In a toast to the German Dr. Strangelove, ex-Nazi and all around scary creep, I’ll be drinking a spirit I’ve shied away from for many years, Jägermeister. I’ve heard nothing but horror stories of hangovers and blackouts, but like Major King Kong, I’m gonna strap myself to that bomb and go for it. While watching Dr. Strangelove, I recommend drinking a Jägerbomb.

Jägerbomb

1 shot of Jägermeister

1 can of Red Bull energy drink

Pour can of Red Bull into a glass, and drop the Jagermeister into it. Drink quickly before the doomsday device ends us all!

Jagerbomb

The final scene of atomic bomb detonations set to the tune of Vera Lynn’s “We’ll Meet Again” is both funny and frightening. After spending the last 90 minutes giggling at Jack D. Ripper’s antics and his rants about precious bodily fluids, my eyes see the bombs, my ears hear the music, and I start to laugh at the irony. But then the screen goes dark, and a grim thought seeps in- maybe Kubrick was right, about all of it. Maybe we’ll meet the bomb again, some sunny day. All I have to say is: drink up while you can. Cheers!

The Lost City of Z

Lost City of Z

Image Credit: The Lost City of Z, 2017

I’m going to be totally honest here- this week I really just wanted to make a Pisco Sour. This South American classic cocktail is one of my favorite drinks, but up till now I’d never found a movie that it pairs well with.  After 3 years I’d just about given up hope (as tempting as Fitzcarraldo is, I’m not sure it’s “on brand”), so imagine my surprise and delight when I discovered The Lost City of Z (DVD/Download).  Starring a dreamy Charlie Hunnam, the film could best be described as Downton Abbey-meets-Apocalypse Now.  Sorry Klaus, I’ve got to go with this one.

Based on a true story, The Lost City of Z follows early-20th century British explorer Percy Fawcett as he tries to find an ancient lost city deep in the Amazon, fending off attacks from both hostile natives in Brazil and ignorant skeptics back home in England. He’s joined on the way by Robert Pattinson (who has finally shaken off the stench of Twilight), and together they navigate a dangerous river through the jungle. Despite the harsh, unforgiving climate, the costumes are all very Out of Africa, and I find myself expecting someone to show up with crystal stemware and a portable bar at any moment.

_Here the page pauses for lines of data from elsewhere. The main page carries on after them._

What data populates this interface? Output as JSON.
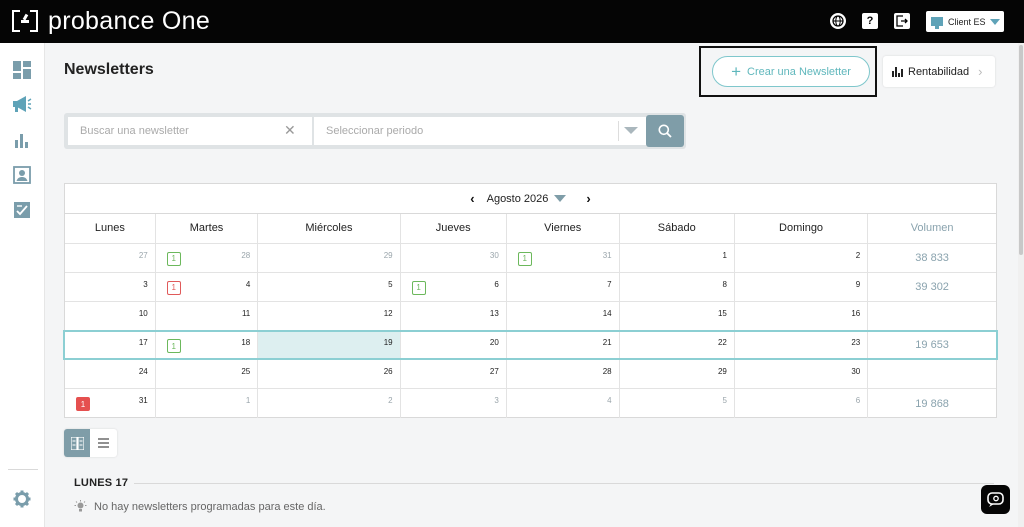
{
  "brand": {
    "name": "probance One"
  },
  "topbar": {
    "client_label": "Client ES",
    "help_label": "?"
  },
  "page": {
    "title": "Newsletters"
  },
  "actions": {
    "create_label": "Crear una Newsletter",
    "rentabilidad_label": "Rentabilidad"
  },
  "search": {
    "placeholder": "Buscar una newsletter",
    "period_placeholder": "Seleccionar periodo"
  },
  "calendar": {
    "month_label": "Agosto 2026",
    "weekdays": [
      "Lunes",
      "Martes",
      "Miércoles",
      "Jueves",
      "Viernes",
      "Sábado",
      "Domingo"
    ],
    "volume_header": "Volumen",
    "weeks": [
      {
        "days": [
          {
            "num": "27",
            "muted": true,
            "badge": null
          },
          {
            "num": "28",
            "muted": true,
            "badge": {
              "count": "1",
              "style": "green"
            }
          },
          {
            "num": "29",
            "muted": true,
            "badge": null
          },
          {
            "num": "30",
            "muted": true,
            "badge": null
          },
          {
            "num": "31",
            "muted": true,
            "badge": {
              "count": "1",
              "style": "green"
            }
          },
          {
            "num": "1",
            "muted": false,
            "badge": null
          },
          {
            "num": "2",
            "muted": false,
            "badge": null
          }
        ],
        "volume": "38 833"
      },
      {
        "days": [
          {
            "num": "3",
            "muted": false,
            "badge": null
          },
          {
            "num": "4",
            "muted": false,
            "badge": {
              "count": "1",
              "style": "red"
            }
          },
          {
            "num": "5",
            "muted": false,
            "badge": null
          },
          {
            "num": "6",
            "muted": false,
            "badge": {
              "count": "1",
              "style": "green"
            }
          },
          {
            "num": "7",
            "muted": false,
            "badge": null
          },
          {
            "num": "8",
            "muted": false,
            "badge": null
          },
          {
            "num": "9",
            "muted": false,
            "badge": null
          }
        ],
        "volume": "39 302"
      },
      {
        "days": [
          {
            "num": "10",
            "muted": false,
            "badge": null
          },
          {
            "num": "11",
            "muted": false,
            "badge": null
          },
          {
            "num": "12",
            "muted": false,
            "badge": null
          },
          {
            "num": "13",
            "muted": false,
            "badge": null
          },
          {
            "num": "14",
            "muted": false,
            "badge": null
          },
          {
            "num": "15",
            "muted": false,
            "badge": null
          },
          {
            "num": "16",
            "muted": false,
            "badge": null
          }
        ],
        "volume": ""
      },
      {
        "days": [
          {
            "num": "17",
            "muted": false,
            "badge": null
          },
          {
            "num": "18",
            "muted": false,
            "badge": {
              "count": "1",
              "style": "green"
            }
          },
          {
            "num": "19",
            "muted": false,
            "badge": null,
            "today": true
          },
          {
            "num": "20",
            "muted": false,
            "badge": null
          },
          {
            "num": "21",
            "muted": false,
            "badge": null
          },
          {
            "num": "22",
            "muted": false,
            "badge": null
          },
          {
            "num": "23",
            "muted": false,
            "badge": null
          }
        ],
        "volume": "19 653",
        "selected": true
      },
      {
        "days": [
          {
            "num": "24",
            "muted": false,
            "badge": null
          },
          {
            "num": "25",
            "muted": false,
            "badge": null
          },
          {
            "num": "26",
            "muted": false,
            "badge": null
          },
          {
            "num": "27",
            "muted": false,
            "badge": null
          },
          {
            "num": "28",
            "muted": false,
            "badge": null
          },
          {
            "num": "29",
            "muted": false,
            "badge": null
          },
          {
            "num": "30",
            "muted": false,
            "badge": null
          }
        ],
        "volume": ""
      },
      {
        "days": [
          {
            "num": "31",
            "muted": false,
            "badge": {
              "count": "1",
              "style": "red-solid"
            }
          },
          {
            "num": "1",
            "muted": true,
            "badge": null
          },
          {
            "num": "2",
            "muted": true,
            "badge": null
          },
          {
            "num": "3",
            "muted": true,
            "badge": null
          },
          {
            "num": "4",
            "muted": true,
            "badge": null
          },
          {
            "num": "5",
            "muted": true,
            "badge": null
          },
          {
            "num": "6",
            "muted": true,
            "badge": null
          }
        ],
        "volume": "19 868"
      }
    ]
  },
  "day_detail": {
    "label": "LUNES 17",
    "empty_message": "No hay newsletters programadas para este día."
  },
  "colors": {
    "accent": "#5fb7bc",
    "slate": "#7f9da8",
    "badge_green": "#6cb85c",
    "badge_red": "#e05a5a",
    "today_bg": "#ddeff0"
  },
  "icons": [
    "globe-icon",
    "help-icon",
    "logout-icon",
    "monitor-icon",
    "dashboard-icon",
    "megaphone-icon",
    "bar-chart-icon",
    "contacts-icon",
    "checklist-icon",
    "settings-icon",
    "search-icon",
    "chat-icon",
    "lightbulb-icon"
  ]
}
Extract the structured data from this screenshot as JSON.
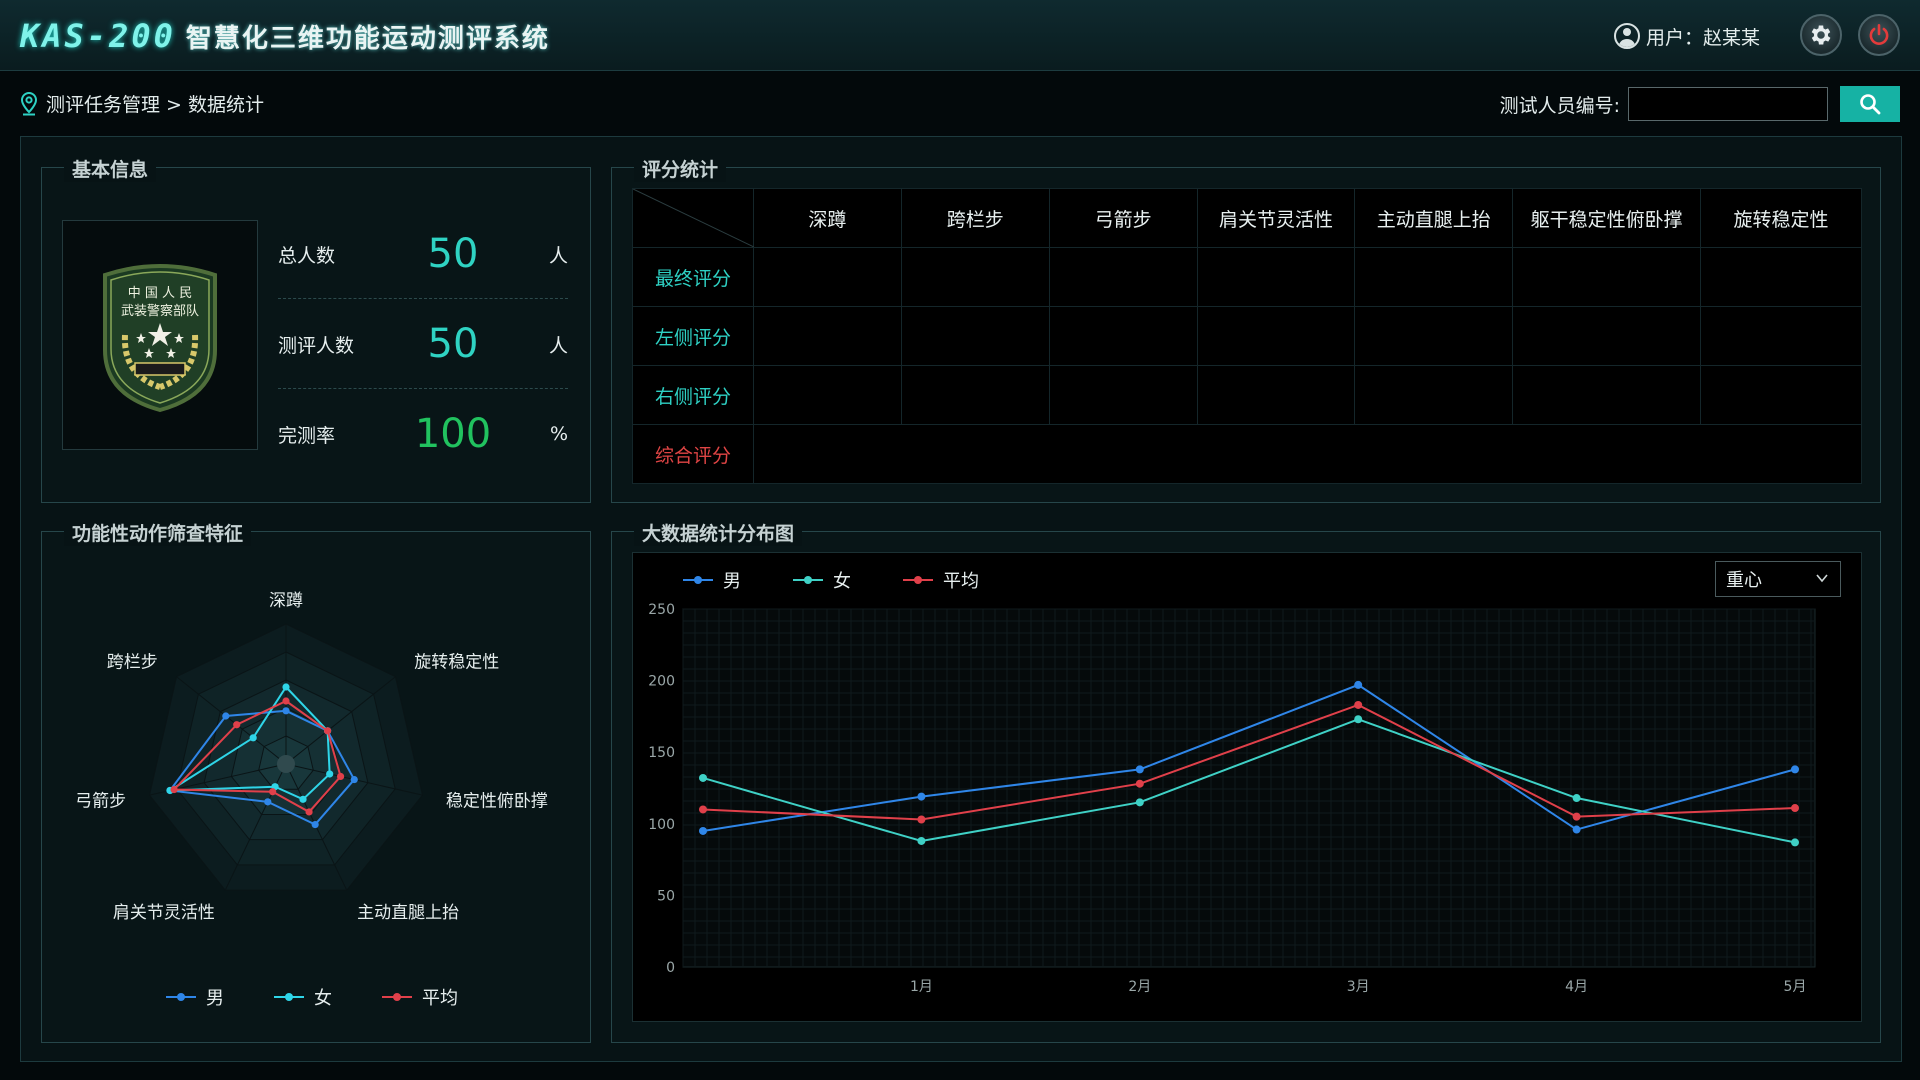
{
  "app": {
    "code": "KAS-200",
    "name": "智慧化三维功能运动测评系统",
    "user_label": "用户：赵某某"
  },
  "icons": {
    "user": "user-icon",
    "settings": "gear-icon",
    "power": "power-icon",
    "location": "location-pin-icon",
    "search": "search-icon",
    "emblem": "armed-police-emblem"
  },
  "breadcrumb": "测评任务管理 > 数据统计",
  "search": {
    "label": "测试人员编号:",
    "value": ""
  },
  "basic": {
    "title": "基本信息",
    "emblem_text": [
      "中 国 人 民",
      "武装警察部队"
    ],
    "stats": [
      {
        "label": "总人数",
        "value": "50",
        "unit": "人",
        "color": "#2fd3c3"
      },
      {
        "label": "测评人数",
        "value": "50",
        "unit": "人",
        "color": "#2fd3c3"
      },
      {
        "label": "完测率",
        "value": "100",
        "unit": "%",
        "color": "#21c25f"
      }
    ]
  },
  "score": {
    "title": "评分统计",
    "columns": [
      "深蹲",
      "跨栏步",
      "弓箭步",
      "肩关节灵活性",
      "主动直腿上抬",
      "躯干稳定性俯卧撑",
      "旋转稳定性"
    ],
    "rows": [
      {
        "label": "最终评分",
        "color": "#2ed1c4"
      },
      {
        "label": "左侧评分",
        "color": "#2ed1c4"
      },
      {
        "label": "右侧评分",
        "color": "#2ed1c4"
      },
      {
        "label": "综合评分",
        "color": "#e04545"
      }
    ]
  },
  "radar": {
    "title": "功能性动作筛查特征",
    "axes": [
      "深蹲",
      "旋转稳定性",
      "稳定性俯卧撑",
      "主动直腿上抬",
      "肩关节灵活性",
      "弓箭步",
      "跨栏步"
    ],
    "max": 100,
    "series": [
      {
        "name": "男",
        "color": "#2f86e8",
        "values": [
          38,
          38,
          50,
          48,
          30,
          85,
          55
        ]
      },
      {
        "name": "女",
        "color": "#2fd5e8",
        "values": [
          55,
          38,
          32,
          28,
          18,
          85,
          30
        ]
      },
      {
        "name": "平均",
        "color": "#e0404a",
        "values": [
          45,
          38,
          40,
          38,
          22,
          82,
          45
        ]
      }
    ]
  },
  "bigdata": {
    "title": "大数据统计分布图",
    "select_value": "重心",
    "chart_data": {
      "type": "line",
      "x": [
        "",
        "1月",
        "2月",
        "3月",
        "4月",
        "5月"
      ],
      "ylim": [
        0,
        250
      ],
      "yticks": [
        0,
        50,
        100,
        150,
        200,
        250
      ],
      "grid": true,
      "legend": "top-left",
      "series": [
        {
          "name": "男",
          "color": "#2f86e8",
          "values": [
            95,
            119,
            138,
            197,
            96,
            138
          ]
        },
        {
          "name": "女",
          "color": "#3fd1c6",
          "values": [
            132,
            88,
            115,
            173,
            118,
            87
          ]
        },
        {
          "name": "平均",
          "color": "#e0404a",
          "values": [
            110,
            103,
            128,
            183,
            105,
            111
          ]
        }
      ]
    }
  }
}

Maybe I’m getting as feverish as the Malaria-ridden explorers.

Percy Fawcett became obsessed with a lost civilization in the Amazon after finding artifacts in the jungle. I didn’t see a cocktail shaker in with the broken shards of pottery, but you never know- maybe they had their ways. While watching Percy cut his way through dense shrubbery in the punishing humidity, you can relax in comfort with this South American treat- the Pisco Sour.

Pisco Sour

2 oz Pisco

1 oz Lime Juice

½ oz Simple Syrup

1 Egg White

2-3 dashes Angostura Bitters

1 lime wedge

Combine pisco, lime juice, simple syrup, and egg white in a cocktail shaker. Shake well to combine, then fill with ice. Shake vigorously until frothy. Strain into a glass, and top with bitters. Garnish with a lime wedge.

Pisco Sour

If you’re like me, you’ll really appreciate the lush language of this film’s script (drawn heavily from the book on which it was based), as well as the unspoiled beauty of the unknown. I came to it hoping for some eye candy and an excuse to drink a pisco sour. I left wondering what other mysteries the world still has in store for us. Cheers!